Entries from a dataset of interfaces
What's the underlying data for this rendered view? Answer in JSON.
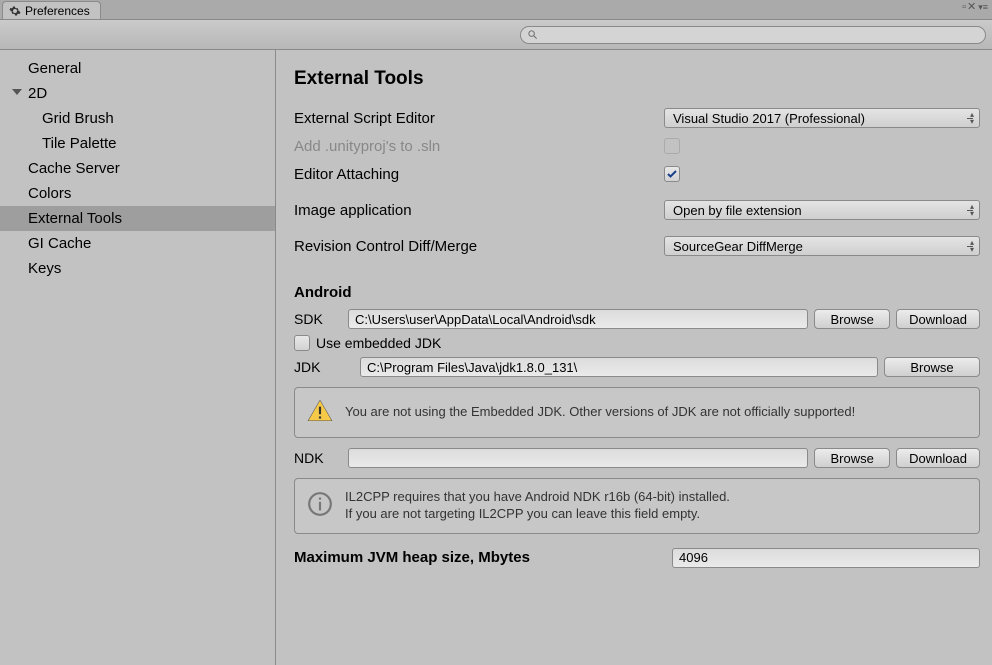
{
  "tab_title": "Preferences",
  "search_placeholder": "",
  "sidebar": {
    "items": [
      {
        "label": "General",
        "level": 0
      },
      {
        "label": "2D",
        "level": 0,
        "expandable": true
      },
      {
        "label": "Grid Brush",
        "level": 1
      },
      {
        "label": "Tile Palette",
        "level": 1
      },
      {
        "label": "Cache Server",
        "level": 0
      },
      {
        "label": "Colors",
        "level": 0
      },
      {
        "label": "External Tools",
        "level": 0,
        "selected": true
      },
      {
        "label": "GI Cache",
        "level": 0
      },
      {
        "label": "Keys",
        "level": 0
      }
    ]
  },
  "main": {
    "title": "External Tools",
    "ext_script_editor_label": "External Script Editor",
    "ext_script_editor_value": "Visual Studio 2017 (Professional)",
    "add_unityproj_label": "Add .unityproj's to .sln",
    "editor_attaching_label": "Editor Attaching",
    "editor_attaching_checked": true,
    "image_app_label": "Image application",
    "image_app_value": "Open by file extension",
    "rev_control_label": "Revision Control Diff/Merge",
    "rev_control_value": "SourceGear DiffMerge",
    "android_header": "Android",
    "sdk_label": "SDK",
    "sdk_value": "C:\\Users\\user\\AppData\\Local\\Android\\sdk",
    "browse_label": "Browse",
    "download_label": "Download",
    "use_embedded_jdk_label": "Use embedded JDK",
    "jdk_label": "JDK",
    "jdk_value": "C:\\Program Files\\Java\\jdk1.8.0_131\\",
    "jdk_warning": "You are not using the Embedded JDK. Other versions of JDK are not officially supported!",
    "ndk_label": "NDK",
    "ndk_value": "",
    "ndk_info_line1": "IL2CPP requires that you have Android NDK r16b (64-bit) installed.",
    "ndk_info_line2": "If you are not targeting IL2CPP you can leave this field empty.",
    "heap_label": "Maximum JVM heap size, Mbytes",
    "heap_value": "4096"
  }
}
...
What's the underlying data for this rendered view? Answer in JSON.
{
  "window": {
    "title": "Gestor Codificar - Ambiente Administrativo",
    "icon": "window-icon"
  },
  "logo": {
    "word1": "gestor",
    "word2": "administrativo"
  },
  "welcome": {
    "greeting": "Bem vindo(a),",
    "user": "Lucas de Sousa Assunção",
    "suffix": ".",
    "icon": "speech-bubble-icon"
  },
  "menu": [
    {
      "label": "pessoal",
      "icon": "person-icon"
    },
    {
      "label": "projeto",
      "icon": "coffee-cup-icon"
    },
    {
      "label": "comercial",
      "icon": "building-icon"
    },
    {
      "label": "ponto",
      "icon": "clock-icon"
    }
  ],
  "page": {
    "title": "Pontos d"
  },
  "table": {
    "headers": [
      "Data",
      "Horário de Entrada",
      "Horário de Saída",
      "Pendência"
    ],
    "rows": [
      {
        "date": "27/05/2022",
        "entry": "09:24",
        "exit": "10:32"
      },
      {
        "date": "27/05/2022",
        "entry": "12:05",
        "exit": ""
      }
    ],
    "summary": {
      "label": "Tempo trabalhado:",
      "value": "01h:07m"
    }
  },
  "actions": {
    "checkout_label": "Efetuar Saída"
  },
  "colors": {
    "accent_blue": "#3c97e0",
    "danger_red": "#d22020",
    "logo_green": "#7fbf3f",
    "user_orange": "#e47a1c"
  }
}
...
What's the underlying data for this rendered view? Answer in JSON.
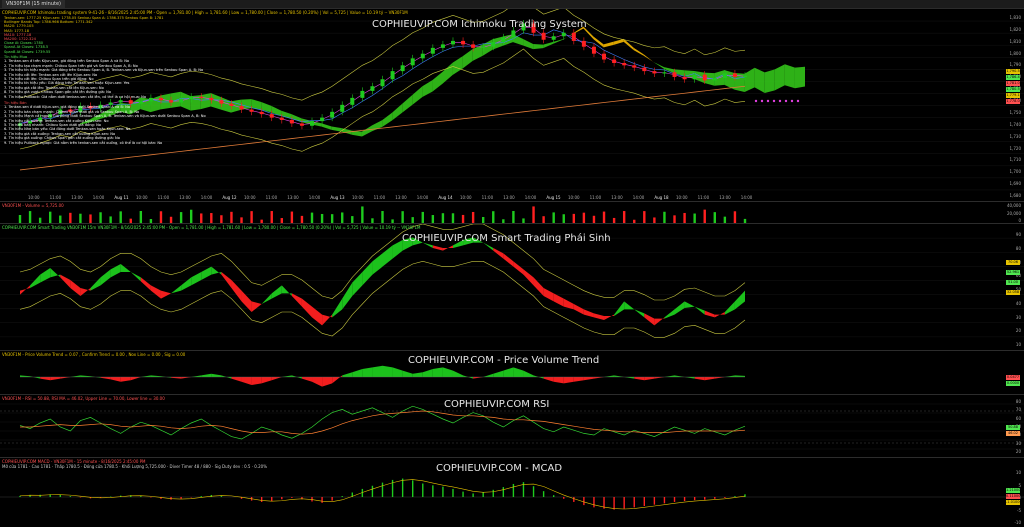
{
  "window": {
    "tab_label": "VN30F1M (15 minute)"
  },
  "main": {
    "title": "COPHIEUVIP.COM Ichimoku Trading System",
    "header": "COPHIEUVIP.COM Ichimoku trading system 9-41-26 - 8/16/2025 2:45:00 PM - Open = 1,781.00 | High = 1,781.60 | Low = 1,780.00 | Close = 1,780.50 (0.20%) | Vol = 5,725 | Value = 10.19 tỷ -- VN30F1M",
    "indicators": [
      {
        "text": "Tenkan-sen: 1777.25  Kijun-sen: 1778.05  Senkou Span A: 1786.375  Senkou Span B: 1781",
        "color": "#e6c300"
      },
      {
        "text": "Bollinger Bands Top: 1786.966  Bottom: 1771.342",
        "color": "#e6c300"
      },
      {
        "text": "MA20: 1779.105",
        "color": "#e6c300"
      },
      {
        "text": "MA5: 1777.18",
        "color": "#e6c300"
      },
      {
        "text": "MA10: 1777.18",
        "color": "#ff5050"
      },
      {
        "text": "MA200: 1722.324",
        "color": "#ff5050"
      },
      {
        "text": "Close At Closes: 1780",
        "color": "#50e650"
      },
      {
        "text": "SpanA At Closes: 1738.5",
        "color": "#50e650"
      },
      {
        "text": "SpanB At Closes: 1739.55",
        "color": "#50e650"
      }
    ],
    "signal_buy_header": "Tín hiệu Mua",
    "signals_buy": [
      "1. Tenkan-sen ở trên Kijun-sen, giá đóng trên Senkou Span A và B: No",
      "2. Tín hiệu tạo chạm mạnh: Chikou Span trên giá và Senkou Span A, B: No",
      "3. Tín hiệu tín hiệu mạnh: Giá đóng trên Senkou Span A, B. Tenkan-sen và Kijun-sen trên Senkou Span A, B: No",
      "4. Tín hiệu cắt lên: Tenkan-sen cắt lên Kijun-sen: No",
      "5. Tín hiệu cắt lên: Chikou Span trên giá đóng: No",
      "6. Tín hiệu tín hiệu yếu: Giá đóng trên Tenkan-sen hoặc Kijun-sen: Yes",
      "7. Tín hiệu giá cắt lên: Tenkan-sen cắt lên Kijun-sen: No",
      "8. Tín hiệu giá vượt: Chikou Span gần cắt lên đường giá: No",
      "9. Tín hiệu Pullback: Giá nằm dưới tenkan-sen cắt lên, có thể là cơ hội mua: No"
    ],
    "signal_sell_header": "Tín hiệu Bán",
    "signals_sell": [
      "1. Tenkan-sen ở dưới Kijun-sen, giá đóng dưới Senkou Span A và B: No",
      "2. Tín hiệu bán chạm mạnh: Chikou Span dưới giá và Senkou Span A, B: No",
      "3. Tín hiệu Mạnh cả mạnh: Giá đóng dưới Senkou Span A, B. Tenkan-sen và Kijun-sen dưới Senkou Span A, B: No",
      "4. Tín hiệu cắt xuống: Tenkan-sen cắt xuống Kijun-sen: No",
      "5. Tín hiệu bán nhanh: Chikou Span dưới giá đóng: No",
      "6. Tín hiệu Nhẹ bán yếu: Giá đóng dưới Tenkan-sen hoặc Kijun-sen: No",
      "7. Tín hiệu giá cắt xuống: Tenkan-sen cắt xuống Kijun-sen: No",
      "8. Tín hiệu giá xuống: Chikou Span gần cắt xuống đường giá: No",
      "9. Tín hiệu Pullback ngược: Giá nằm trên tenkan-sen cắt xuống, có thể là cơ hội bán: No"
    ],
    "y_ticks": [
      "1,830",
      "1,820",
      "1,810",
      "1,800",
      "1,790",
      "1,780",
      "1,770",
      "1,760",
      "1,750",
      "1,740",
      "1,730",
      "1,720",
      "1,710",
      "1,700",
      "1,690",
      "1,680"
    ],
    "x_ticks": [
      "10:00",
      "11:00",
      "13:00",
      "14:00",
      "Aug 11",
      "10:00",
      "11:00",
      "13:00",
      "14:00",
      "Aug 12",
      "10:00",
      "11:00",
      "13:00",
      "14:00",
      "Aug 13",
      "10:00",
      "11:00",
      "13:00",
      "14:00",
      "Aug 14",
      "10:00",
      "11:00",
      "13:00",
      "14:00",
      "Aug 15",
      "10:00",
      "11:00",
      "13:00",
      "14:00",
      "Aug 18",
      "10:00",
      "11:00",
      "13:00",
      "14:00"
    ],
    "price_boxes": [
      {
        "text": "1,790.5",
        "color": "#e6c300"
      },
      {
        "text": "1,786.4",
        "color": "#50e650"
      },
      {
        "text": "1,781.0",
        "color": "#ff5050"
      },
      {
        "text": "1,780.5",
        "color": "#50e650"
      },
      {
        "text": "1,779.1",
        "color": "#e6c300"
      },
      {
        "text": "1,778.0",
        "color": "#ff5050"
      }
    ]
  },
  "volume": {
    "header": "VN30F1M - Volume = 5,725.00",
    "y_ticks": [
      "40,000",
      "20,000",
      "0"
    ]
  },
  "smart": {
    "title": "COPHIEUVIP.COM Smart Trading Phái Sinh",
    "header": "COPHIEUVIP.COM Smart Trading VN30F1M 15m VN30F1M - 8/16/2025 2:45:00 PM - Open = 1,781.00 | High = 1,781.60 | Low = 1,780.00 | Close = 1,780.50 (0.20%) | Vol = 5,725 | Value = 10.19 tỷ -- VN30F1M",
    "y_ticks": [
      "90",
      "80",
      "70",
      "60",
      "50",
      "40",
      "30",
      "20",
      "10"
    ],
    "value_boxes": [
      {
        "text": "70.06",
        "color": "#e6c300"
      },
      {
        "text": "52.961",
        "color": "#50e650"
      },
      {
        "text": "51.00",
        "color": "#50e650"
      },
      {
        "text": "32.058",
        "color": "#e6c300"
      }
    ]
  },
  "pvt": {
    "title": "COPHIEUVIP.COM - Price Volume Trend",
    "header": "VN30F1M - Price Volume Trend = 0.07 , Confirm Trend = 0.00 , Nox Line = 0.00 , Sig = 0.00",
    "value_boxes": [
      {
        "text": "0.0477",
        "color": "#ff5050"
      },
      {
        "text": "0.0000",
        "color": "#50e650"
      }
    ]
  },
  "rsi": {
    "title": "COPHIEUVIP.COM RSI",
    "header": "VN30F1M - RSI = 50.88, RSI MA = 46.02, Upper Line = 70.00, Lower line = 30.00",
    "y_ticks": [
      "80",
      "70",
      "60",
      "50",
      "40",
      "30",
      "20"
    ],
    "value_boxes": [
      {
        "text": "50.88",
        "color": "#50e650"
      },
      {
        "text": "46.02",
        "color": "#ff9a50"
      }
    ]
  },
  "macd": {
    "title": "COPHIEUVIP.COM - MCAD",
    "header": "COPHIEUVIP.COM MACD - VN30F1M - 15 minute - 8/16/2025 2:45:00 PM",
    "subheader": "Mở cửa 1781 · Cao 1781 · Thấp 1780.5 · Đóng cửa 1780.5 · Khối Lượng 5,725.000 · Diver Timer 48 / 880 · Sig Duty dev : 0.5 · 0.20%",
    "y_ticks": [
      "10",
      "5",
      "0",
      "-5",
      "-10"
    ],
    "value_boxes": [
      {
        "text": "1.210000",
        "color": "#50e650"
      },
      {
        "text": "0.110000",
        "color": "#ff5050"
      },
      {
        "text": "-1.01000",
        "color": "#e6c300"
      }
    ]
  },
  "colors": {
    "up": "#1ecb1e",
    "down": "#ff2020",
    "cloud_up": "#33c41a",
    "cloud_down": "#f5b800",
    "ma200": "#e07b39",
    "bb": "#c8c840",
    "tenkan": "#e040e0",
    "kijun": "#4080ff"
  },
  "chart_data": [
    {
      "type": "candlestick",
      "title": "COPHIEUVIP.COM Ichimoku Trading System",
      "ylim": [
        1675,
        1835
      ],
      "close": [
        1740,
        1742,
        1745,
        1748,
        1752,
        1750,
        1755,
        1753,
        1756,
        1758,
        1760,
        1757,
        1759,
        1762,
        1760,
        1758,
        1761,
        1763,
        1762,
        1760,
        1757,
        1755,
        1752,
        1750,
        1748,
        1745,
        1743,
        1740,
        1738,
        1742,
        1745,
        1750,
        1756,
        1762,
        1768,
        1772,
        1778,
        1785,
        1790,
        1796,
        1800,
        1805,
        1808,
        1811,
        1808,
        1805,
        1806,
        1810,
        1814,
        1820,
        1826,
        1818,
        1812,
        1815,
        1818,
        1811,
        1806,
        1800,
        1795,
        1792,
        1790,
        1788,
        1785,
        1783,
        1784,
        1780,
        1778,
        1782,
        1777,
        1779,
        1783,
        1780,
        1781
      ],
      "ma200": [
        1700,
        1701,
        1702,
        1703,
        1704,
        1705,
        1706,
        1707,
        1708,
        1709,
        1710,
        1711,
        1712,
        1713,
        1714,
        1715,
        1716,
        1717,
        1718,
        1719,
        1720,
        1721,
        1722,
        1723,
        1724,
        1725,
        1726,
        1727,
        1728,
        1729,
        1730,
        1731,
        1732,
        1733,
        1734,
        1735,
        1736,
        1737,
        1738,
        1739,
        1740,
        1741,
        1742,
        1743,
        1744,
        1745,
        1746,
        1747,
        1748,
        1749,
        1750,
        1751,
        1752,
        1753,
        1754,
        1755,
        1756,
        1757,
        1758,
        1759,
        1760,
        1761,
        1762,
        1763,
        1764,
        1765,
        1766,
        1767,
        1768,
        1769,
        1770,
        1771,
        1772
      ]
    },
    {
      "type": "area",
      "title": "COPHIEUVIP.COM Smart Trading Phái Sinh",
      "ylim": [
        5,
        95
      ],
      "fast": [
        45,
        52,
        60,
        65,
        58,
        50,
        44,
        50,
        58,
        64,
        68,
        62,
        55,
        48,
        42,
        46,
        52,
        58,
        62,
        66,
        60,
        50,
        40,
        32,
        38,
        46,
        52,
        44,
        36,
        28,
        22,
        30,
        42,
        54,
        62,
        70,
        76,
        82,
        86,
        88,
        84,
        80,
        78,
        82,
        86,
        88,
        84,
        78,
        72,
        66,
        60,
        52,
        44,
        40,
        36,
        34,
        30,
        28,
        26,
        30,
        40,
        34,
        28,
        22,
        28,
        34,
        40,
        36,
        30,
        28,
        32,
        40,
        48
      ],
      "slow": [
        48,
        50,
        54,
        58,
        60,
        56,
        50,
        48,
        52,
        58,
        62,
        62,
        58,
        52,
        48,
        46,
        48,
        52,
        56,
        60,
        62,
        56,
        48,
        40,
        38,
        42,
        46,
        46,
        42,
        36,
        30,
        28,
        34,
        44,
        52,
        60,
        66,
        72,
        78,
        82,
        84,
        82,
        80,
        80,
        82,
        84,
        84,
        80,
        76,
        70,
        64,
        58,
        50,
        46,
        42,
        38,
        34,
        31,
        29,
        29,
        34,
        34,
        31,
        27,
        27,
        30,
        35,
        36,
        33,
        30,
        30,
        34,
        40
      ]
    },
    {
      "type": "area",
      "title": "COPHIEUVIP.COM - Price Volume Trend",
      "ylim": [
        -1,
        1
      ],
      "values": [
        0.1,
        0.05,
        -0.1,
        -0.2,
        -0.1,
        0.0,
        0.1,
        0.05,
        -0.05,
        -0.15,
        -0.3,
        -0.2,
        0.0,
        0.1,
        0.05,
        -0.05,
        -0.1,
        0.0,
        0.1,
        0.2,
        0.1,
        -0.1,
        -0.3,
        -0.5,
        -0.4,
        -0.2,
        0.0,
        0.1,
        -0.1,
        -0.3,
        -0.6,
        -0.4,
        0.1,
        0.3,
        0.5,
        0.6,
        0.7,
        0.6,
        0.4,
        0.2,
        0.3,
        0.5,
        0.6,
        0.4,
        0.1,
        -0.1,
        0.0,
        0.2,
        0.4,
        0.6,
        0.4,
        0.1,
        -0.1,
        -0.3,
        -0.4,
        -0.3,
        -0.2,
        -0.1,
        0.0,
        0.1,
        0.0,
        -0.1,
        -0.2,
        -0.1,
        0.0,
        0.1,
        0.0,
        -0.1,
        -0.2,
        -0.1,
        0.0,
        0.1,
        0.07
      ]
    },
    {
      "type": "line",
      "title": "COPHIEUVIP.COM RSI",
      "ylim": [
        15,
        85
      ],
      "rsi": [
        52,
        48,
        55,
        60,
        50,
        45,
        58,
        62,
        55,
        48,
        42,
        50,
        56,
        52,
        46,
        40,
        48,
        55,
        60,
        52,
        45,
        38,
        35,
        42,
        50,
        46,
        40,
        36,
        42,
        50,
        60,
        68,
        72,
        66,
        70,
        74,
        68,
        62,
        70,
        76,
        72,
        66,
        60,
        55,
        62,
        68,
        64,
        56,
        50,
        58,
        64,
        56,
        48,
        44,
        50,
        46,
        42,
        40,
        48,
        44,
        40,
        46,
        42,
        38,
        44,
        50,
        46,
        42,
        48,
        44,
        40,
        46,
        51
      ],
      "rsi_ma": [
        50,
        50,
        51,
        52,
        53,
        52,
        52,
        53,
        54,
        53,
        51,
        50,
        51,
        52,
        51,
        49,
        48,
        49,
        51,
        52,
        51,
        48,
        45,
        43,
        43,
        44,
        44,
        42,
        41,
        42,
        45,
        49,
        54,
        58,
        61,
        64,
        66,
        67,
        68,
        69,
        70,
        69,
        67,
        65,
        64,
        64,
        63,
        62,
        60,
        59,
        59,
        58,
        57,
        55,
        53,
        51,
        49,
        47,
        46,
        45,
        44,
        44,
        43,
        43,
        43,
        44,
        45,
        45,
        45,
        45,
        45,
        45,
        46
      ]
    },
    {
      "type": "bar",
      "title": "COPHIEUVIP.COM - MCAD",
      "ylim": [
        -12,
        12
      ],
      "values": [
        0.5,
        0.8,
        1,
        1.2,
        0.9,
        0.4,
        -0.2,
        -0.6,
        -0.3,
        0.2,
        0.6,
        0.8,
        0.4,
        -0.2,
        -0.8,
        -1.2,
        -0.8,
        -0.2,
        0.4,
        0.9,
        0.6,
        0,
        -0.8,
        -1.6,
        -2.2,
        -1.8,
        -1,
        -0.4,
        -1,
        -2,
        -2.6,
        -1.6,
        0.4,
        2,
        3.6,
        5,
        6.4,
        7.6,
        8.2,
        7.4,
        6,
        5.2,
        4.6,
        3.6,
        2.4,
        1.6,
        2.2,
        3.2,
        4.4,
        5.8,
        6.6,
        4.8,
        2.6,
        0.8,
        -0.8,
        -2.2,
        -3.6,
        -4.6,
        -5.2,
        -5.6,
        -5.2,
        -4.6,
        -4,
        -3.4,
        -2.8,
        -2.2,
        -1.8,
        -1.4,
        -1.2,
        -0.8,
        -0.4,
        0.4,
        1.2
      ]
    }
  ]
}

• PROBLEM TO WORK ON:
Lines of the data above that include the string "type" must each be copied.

• EXERCISE RESULT:
      "type": "candlestick",
      "type": "area",
      "type": "area",
      "type": "line",
      "type": "bar",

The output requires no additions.